The kinds of Christian values which claim that the embryo has a full right to life account poorly for ordinary English life and conflict with accepted practices, regardless of whether a few good men disagree. Good men can be wrong.
There are other values which can account for our polar opposite moral norms, attitudes, practices and laws. This is a value to controlling our reproduction, in deciding how many children we will have and when to have them. “Go forth and multiply” – but there is a limit. Early human life has value when it is a part of plan to have a child. The reason why Challancin was wrong to kill his girlfriend’s baby was because she wanted to have that baby. Challancin is more like a drunk driver who recklessly kills an innocent child than a doctor who performs an abortion. Destruction of embryos is a moral crime when parents wanted them. It should have been Miller and Parrish who decided the fate of their embryos, not the Chicago clinic.
Here is the solution to the puzzle of our conflicting attitudes: embryos have special moral value when they are part of a plan to have a child, or at least desired by the people who made them. Embryos do not have special moral value when they are not desired by the people who formed them.
Creating embryos for research or medical treatment, either by cloning or by IVF, does not destroy any embryo that is a part of anyone’s plan to have a family. It does not deny the world of a child that would otherwise have existed. It is morally equivalent to engaging in sex using contraception. Both create and destroy embryos, the difference being research is to save lives, but sex is just for fun.

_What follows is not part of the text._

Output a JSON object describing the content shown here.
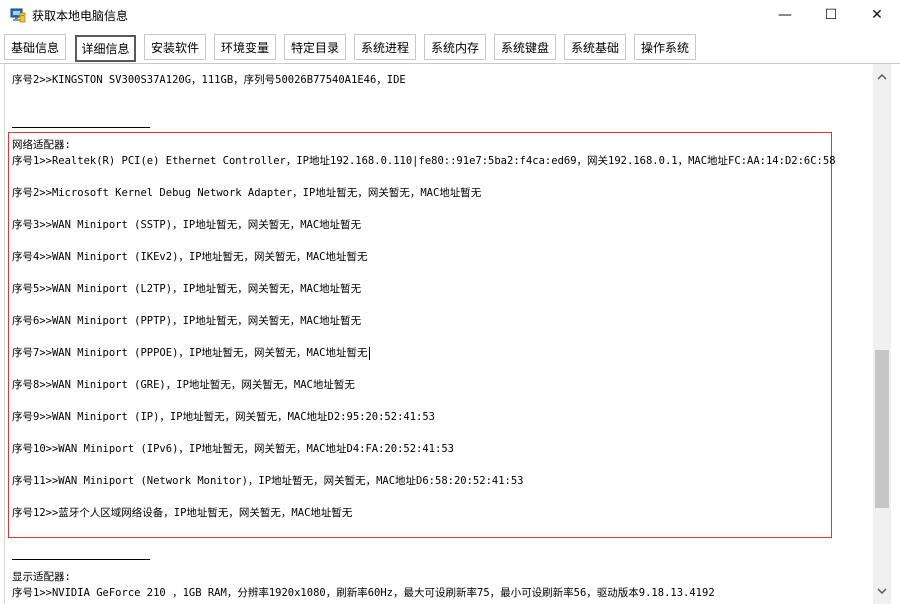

Opposing embryo research represents a backdoor assault on hard won reproductive liberty. It holds embryos as sacred and commits us to a world of vast overpopulation and unbearable family size. Women should not be compelled to bear 10 children or be abstinent.
The two missing pieces in the puzzle of early human life are the value of reproductive liberty and the conditional moral status of early life. Once we solve the puzzle, rational opposition to creating embryos for research melts away.
(Adapted from an opinion piece written for The Age several years ago.)
Professor Julian Savulescu University of Oxford